The movie peaks during its opening stretch, which unfolds with a certain psychological plausibility. Finding themselves locked inside their workplace by a series of iron shutters that slam down over every door and window, the staffers of the Belko Corporation don’t instantly turn violent. In fact, they don’t even start offing each other right when the threat becomes real—which it to say, when a few employees are randomly sacrificed, their skulls blown open by the supposed “tracking devices” implanted in them by corporate. Instead, the bloodshed grows slowly out of polite discussion, snowballing from the coldly logical reasoning of company COO Barry (Scandal’s Tony Goldwyn). His chilling rationalizations are challenged by the film’s moral compass and voice of reason, Mike (John Gallagher Jr., doing another loose variation on The Office’s Jim Halpert, who he previously mimicked for three seasons on Aaron Sorkin’s The Newsroom).

The Belko Experiment fills its company directory with a sprawling cast of familiar faces and game character actors; at times, it uses the performers’ recognizability against the audience, subverting expectations. (Surely, the star of one of cinema’s most notorious serial-killer stories has been cast as the most vicious character, right?) The closest point of reference here is probably the Japanese cult favorite (and Hunger Games precursor) Battle Royale. But that movie played more extensively with the existing relationships among its unwilling combatants, who shared classrooms instead of cubicles. Belko hints at first that it might treat its carnage like an extension of office politics, but beyond making upper management the cold-blooded aggressors—with Scrubs alum John C. McGinley as the most remorseless of the lot, a budding psychopath in a tie and button up—the opportunity is largely blown. At a certain point, we could just be watching strangers kill each other.

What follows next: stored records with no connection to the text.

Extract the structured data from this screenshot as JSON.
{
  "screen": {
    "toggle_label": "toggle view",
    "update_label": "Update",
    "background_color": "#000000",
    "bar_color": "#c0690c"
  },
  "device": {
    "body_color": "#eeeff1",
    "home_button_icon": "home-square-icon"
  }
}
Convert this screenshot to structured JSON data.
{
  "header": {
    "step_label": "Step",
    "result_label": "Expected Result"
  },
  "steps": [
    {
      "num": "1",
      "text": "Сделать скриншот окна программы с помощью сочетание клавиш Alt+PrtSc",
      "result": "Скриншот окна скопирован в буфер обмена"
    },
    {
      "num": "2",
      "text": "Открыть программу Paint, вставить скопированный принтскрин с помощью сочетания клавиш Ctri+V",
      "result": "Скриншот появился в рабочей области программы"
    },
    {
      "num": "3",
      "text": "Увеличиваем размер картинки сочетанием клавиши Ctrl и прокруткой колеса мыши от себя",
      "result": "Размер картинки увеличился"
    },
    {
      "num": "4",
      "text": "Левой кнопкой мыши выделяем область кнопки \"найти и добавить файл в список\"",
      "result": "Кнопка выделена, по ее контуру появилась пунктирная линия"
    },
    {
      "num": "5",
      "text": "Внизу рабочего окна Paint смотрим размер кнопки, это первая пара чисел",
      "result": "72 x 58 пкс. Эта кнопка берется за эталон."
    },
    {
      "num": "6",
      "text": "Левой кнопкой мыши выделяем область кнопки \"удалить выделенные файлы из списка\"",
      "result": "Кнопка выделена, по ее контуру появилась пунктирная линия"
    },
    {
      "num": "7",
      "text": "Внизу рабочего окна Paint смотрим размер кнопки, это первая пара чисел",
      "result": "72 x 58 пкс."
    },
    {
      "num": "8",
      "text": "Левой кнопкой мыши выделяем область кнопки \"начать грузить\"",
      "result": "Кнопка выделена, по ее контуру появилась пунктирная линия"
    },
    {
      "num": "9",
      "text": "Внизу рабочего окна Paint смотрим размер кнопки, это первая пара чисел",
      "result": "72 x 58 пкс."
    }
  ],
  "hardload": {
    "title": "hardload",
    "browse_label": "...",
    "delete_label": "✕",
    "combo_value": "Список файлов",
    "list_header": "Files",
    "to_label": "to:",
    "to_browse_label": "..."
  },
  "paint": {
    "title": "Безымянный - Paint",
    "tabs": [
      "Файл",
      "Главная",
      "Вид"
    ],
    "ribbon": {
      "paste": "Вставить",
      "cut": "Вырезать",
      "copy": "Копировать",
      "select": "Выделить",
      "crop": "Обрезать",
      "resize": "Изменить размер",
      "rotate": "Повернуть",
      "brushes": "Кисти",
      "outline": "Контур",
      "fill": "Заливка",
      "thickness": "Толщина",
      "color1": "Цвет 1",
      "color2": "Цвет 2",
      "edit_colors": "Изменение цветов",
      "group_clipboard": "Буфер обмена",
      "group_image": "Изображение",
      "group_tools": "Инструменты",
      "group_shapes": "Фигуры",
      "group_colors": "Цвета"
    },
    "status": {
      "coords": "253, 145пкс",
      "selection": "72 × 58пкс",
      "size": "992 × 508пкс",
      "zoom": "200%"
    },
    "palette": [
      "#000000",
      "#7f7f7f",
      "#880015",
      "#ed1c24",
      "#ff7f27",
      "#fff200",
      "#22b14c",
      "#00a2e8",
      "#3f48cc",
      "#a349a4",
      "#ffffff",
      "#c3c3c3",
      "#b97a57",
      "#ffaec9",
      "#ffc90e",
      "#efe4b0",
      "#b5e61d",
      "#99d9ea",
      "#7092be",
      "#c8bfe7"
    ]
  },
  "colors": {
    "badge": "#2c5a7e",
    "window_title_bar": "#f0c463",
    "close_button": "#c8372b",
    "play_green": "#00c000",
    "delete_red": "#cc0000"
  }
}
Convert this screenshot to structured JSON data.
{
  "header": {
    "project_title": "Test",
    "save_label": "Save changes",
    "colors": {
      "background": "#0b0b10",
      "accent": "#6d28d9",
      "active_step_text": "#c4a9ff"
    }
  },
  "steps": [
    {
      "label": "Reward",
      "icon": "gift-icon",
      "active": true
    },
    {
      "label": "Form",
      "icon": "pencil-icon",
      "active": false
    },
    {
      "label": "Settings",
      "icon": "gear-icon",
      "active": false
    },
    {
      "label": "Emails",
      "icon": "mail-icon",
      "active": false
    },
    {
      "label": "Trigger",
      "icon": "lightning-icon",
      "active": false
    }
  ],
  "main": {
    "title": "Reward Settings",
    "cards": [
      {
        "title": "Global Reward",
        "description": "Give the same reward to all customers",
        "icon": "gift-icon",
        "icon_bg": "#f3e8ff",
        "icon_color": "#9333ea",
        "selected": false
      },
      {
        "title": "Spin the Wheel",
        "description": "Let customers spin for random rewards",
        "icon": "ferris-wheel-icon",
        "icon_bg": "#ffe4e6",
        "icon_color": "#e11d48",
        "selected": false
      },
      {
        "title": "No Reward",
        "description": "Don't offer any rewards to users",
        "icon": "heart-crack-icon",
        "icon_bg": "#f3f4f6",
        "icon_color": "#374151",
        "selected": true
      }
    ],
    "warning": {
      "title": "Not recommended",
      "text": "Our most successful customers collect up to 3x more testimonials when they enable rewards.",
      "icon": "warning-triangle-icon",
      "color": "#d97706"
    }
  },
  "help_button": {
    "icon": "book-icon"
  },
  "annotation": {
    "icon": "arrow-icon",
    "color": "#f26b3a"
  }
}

Is it an uneasy collision of sensibilities that keeps the movie from settling on a consistent tone? Gunn, who wrote the screenplay years ago, specialized in a much nastier breed of genre fare before getting scooped up by Marvel; his tendency to treat sudden, hideous death as a dark punchline (see Super, or the Dawn Of The Dead remake, which he also wrote) gets a big workout in Belko’s periodic strings of exploding noggins. McLean, by contrast, tends to play extremity nightmarishly straight. Consequently, The Belko Experiment teeters between “fun,” gory brutality and a more seriously disturbing variety—the latter epitomized by the film’s centerpiece, a chillingly organized process of elimination that echoes mass shootings and historic Final Solutions in equal measure. After that crucible, who’s really in the mood to see someone get their face bashed in with a tape dispenser?